(What this task involves): Within the records, tally the lines that contain "products" and reply with that number only.

Saved entries:
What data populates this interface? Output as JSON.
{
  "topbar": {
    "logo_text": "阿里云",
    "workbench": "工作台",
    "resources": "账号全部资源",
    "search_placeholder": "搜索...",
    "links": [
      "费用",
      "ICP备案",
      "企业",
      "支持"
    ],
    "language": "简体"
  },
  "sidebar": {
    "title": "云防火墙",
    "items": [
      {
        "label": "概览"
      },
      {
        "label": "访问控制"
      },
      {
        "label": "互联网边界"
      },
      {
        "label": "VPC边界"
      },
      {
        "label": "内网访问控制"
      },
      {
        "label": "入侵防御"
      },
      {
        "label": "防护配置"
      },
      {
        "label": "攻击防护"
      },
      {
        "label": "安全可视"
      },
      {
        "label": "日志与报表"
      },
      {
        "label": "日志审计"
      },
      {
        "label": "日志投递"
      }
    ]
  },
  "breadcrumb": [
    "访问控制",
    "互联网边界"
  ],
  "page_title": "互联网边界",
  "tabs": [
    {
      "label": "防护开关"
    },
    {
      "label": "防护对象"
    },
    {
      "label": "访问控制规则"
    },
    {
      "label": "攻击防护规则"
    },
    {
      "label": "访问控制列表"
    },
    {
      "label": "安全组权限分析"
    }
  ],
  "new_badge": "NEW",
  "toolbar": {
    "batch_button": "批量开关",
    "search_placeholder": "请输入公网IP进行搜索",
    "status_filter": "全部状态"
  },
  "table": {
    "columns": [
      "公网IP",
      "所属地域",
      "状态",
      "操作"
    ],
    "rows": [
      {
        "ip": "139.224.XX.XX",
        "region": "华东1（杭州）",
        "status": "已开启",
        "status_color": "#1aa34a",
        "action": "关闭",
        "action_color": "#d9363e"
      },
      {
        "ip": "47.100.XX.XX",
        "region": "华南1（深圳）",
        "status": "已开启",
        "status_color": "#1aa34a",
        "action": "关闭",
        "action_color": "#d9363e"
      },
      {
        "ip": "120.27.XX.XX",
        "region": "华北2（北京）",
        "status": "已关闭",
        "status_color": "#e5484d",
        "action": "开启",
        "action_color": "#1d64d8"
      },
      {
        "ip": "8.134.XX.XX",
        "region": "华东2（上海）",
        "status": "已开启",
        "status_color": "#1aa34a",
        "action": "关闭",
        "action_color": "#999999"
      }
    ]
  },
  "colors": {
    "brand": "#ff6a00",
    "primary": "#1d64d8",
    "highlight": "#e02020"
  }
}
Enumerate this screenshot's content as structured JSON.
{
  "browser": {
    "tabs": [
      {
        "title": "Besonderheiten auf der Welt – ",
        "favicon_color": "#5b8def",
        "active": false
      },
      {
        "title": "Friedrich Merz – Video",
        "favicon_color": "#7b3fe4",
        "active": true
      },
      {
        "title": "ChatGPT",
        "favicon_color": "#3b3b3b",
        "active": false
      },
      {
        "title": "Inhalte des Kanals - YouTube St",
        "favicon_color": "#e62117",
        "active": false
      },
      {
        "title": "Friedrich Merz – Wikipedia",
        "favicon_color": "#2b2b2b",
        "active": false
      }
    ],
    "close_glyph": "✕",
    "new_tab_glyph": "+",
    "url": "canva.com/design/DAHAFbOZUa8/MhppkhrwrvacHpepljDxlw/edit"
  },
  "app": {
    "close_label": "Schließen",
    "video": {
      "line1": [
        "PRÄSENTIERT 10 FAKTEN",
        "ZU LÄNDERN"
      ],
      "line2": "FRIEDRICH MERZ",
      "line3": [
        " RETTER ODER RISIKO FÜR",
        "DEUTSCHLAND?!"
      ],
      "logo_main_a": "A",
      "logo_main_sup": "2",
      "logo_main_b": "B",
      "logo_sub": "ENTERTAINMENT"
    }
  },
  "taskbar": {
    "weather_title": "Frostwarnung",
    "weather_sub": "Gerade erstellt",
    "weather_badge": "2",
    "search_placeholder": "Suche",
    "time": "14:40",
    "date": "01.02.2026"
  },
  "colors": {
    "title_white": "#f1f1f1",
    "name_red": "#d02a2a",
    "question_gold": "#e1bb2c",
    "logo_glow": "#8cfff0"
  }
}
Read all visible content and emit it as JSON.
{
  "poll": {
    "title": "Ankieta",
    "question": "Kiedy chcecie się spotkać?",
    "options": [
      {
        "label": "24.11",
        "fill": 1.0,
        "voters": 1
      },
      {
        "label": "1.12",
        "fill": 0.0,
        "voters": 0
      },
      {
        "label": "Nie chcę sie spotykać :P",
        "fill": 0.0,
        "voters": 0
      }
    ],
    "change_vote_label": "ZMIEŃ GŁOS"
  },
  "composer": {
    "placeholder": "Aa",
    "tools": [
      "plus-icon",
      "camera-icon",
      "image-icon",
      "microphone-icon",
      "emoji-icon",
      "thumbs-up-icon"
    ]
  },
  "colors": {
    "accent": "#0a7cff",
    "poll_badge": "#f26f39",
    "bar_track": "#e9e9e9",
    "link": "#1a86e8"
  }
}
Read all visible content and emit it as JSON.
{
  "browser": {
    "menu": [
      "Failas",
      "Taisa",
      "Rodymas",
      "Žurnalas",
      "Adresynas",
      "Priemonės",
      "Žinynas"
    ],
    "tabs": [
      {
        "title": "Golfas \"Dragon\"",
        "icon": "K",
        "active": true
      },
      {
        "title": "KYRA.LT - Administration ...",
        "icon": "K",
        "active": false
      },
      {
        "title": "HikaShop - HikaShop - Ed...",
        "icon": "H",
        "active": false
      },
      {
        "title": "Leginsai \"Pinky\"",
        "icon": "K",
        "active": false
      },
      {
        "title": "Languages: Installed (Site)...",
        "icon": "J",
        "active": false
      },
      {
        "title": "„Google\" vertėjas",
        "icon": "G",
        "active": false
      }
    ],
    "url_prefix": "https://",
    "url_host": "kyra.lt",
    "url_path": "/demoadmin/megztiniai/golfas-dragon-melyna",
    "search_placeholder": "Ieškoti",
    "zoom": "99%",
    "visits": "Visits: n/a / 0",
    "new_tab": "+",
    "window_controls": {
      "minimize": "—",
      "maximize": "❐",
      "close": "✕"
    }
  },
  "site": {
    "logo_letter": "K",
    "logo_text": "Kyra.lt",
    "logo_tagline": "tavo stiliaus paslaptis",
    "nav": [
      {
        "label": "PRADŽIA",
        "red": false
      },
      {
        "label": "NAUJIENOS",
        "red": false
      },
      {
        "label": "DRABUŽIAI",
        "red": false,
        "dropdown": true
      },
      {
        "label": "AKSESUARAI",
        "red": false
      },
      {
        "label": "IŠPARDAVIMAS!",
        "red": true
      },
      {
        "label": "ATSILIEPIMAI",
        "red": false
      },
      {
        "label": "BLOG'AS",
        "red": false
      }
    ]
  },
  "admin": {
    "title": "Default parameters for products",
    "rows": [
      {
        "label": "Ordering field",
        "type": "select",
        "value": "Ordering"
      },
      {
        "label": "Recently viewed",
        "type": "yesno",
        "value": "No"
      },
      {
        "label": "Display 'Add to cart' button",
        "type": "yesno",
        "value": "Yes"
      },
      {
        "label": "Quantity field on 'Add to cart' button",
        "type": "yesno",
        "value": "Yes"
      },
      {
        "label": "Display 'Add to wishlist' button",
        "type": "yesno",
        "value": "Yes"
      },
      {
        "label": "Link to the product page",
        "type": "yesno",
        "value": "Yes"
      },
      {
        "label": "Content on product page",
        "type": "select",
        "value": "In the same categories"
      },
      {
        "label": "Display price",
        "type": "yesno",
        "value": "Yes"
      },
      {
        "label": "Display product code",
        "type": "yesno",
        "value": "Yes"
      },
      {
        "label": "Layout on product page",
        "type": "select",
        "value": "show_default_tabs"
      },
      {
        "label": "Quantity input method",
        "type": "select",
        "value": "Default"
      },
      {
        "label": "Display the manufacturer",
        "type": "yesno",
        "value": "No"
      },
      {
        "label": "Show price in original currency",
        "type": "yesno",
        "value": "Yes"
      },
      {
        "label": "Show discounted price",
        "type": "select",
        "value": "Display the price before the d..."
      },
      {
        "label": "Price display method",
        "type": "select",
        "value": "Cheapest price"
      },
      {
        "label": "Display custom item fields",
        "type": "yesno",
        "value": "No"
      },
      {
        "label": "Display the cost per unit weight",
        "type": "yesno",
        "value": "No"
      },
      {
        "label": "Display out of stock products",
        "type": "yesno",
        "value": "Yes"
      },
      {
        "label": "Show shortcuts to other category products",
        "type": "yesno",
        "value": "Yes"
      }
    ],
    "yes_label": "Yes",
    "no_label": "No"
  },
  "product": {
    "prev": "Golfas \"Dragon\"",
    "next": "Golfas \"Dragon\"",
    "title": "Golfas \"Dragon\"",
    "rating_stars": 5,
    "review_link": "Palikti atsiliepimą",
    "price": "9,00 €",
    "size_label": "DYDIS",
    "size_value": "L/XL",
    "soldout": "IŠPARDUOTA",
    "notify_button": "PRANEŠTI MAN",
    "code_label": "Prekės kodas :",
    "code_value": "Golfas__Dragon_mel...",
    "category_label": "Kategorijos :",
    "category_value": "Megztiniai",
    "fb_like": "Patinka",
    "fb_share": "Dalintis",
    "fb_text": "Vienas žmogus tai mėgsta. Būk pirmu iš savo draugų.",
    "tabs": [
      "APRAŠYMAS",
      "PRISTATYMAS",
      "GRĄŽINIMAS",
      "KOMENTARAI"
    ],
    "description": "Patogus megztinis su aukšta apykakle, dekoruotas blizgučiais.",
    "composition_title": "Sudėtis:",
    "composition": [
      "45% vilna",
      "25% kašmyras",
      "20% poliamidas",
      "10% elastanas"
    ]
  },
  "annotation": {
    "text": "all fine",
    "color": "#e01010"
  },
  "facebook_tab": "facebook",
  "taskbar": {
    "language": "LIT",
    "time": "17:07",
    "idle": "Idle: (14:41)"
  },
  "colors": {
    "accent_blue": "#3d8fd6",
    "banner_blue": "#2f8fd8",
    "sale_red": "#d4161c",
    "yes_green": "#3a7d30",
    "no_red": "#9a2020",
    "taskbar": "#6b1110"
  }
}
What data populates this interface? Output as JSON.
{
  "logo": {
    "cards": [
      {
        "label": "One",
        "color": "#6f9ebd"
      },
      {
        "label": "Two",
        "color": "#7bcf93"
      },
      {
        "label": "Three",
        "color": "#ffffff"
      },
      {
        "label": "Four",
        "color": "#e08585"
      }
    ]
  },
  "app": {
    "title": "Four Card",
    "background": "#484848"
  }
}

(Solution to this exercise): 3